RECORDS PROVIDED below:

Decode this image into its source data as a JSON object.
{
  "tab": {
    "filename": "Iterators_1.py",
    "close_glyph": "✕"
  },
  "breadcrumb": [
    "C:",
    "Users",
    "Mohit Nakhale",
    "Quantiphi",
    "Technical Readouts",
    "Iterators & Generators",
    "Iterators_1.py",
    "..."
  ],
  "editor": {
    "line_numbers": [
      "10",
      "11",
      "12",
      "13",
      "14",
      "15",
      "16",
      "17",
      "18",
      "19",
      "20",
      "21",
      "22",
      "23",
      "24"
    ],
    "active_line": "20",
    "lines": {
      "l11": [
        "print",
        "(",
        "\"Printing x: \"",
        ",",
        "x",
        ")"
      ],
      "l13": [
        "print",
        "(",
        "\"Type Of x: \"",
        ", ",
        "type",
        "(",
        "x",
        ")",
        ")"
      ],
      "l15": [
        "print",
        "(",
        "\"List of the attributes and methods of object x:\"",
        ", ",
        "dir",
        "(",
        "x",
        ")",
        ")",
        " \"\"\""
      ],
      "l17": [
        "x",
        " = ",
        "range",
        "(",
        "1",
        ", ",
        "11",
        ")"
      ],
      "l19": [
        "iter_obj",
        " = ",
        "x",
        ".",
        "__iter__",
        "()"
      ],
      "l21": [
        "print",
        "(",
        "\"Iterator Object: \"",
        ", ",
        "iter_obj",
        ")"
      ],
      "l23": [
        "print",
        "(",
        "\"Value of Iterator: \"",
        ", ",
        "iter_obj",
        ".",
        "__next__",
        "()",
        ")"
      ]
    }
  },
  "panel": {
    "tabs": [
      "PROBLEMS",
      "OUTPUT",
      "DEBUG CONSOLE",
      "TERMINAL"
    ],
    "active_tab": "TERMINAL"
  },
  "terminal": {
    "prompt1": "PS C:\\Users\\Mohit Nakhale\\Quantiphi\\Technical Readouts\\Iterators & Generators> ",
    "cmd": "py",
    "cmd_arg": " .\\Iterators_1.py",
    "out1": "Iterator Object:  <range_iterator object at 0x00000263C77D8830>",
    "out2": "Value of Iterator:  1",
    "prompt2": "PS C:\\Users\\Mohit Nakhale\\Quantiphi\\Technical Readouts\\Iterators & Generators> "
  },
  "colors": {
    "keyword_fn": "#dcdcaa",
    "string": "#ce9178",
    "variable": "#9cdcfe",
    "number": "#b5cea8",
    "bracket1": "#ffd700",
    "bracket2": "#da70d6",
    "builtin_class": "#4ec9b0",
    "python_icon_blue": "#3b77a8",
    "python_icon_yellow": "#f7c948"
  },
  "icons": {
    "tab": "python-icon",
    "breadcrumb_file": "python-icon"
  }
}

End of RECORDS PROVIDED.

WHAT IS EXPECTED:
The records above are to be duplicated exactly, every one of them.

ANSWER SECTION:
Decode this image into its source data as a JSON object.
{
  "tab": {
    "filename": "Iterators_1.py",
    "close_glyph": "✕"
  },
  "breadcrumb": [
    "C:",
    "Users",
    "Mohit Nakhale",
    "Quantiphi",
    "Technical Readouts",
    "Iterators & Generators",
    "Iterators_1.py",
    "..."
  ],
  "editor": {
    "line_numbers": [
      "10",
      "11",
      "12",
      "13",
      "14",
      "15",
      "16",
      "17",
      "18",
      "19",
      "20",
      "21",
      "22",
      "23",
      "24"
    ],
    "active_line": "20",
    "lines": {
      "l11": [
        "print",
        "(",
        "\"Printing x: \"",
        ",",
        "x",
        ")"
      ],
      "l13": [
        "print",
        "(",
        "\"Type Of x: \"",
        ", ",
        "type",
        "(",
        "x",
        ")",
        ")"
      ],
      "l15": [
        "print",
        "(",
        "\"List of the attributes and methods of object x:\"",
        ", ",
        "dir",
        "(",
        "x",
        ")",
        ")",
        " \"\"\""
      ],
      "l17": [
        "x",
        " = ",
        "range",
        "(",
        "1",
        ", ",
        "11",
        ")"
      ],
      "l19": [
        "iter_obj",
        " = ",
        "x",
        ".",
        "__iter__",
        "()"
      ],
      "l21": [
        "print",
        "(",
        "\"Iterator Object: \"",
        ", ",
        "iter_obj",
        ")"
      ],
      "l23": [
        "print",
        "(",
        "\"Value of Iterator: \"",
        ", ",
        "iter_obj",
        ".",
        "__next__",
        "()",
        ")"
      ]
    }
  },
  "panel": {
    "tabs": [
      "PROBLEMS",
      "OUTPUT",
      "DEBUG CONSOLE",
      "TERMINAL"
    ],
    "active_tab": "TERMINAL"
  },
  "terminal": {
    "prompt1": "PS C:\\Users\\Mohit Nakhale\\Quantiphi\\Technical Readouts\\Iterators & Generators> ",
    "cmd": "py",
    "cmd_arg": " .\\Iterators_1.py",
    "out1": "Iterator Object:  <range_iterator object at 0x00000263C77D8830>",
    "out2": "Value of Iterator:  1",
    "prompt2": "PS C:\\Users\\Mohit Nakhale\\Quantiphi\\Technical Readouts\\Iterators & Generators> "
  },
  "colors": {
    "keyword_fn": "#dcdcaa",
    "string": "#ce9178",
    "variable": "#9cdcfe",
    "number": "#b5cea8",
    "bracket1": "#ffd700",
    "bracket2": "#da70d6",
    "builtin_class": "#4ec9b0",
    "python_icon_blue": "#3b77a8",
    "python_icon_yellow": "#f7c948"
  },
  "icons": {
    "tab": "python-icon",
    "breadcrumb_file": "python-icon"
  }
}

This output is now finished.